The Certification Team will score the project with a numerical value and corresponding Star Rating. A score of 125+ will receive 3 stars, a score of 91-105 will receive 2 stars, and a score of 1-90 will receive 1 star. Once a Fitwel Certification has been issued, it is valid for three years. Project teams may submit their projects for recertification for a reduced rate if filed within three years from initial certification.
Fitwel Ambassador Program
Fitwel Ambassadors are individuals that play an integral part in the movement of healthy building development. Ambassadors must complete the Ambassador Course, which gives them significant training in the connection between health and design.
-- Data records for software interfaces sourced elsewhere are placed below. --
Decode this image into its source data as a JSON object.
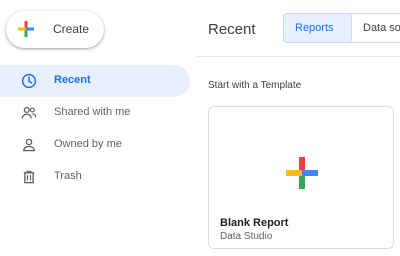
{
  "sidebar": {
    "create_label": "Create",
    "items": [
      {
        "label": "Recent",
        "icon": "clock-icon",
        "active": true
      },
      {
        "label": "Shared with me",
        "icon": "people-icon",
        "active": false
      },
      {
        "label": "Owned by me",
        "icon": "person-icon",
        "active": false
      },
      {
        "label": "Trash",
        "icon": "trash-icon",
        "active": false
      }
    ]
  },
  "main": {
    "title": "Recent",
    "tabs": [
      {
        "label": "Reports",
        "active": true
      },
      {
        "label": "Data so",
        "active": false
      }
    ],
    "template_section_label": "Start with a Template",
    "template_card": {
      "title": "Blank Report",
      "subtitle": "Data Studio",
      "icon": "plus-icon"
    }
  },
  "colors": {
    "accent": "#1a73e8",
    "active_bg": "#e8f0fe",
    "plus_blue": "#4285f4",
    "plus_red": "#ea4335",
    "plus_yellow": "#fbbc04",
    "plus_green": "#34a853"
  }
}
They can then more effectively incorporate Fitwel Strategies into their work. Ambius Sales and Design Consultants, Dawn Zeek and Vanessa Lomeli of our Anaheim, CA district are Fitwel Ambassadors. Ambius Anaheim’s Chris Karl, Design Specialist, is also a Fitwell Ambassador.
“Being a Fitwell Ambassador gives me the substantiated knowledge to bring biophilia into the lives of people’s workplaces and lives,” says Karl.
Dawn Zeek speaks to working with clients to develop healthy spaces. “It’s exciting to work with our customers that are eager to provide an enhanced space for their employees, clients, and tenants that focuses on their wellbeing. It gives us a consultative approach with our clients to achieve their goals of enhancing their space outside of our normal lines of business of plants and scenting.”
As the experts in interior landscapes, Ambius can help your business achieve Fitwel Certification. Creating environments that promote well-being is a core piece of what we do, and our design specialists can help craft the perfect solution for your particular space. Contact us today to see how Ambius can transform your interior landscape.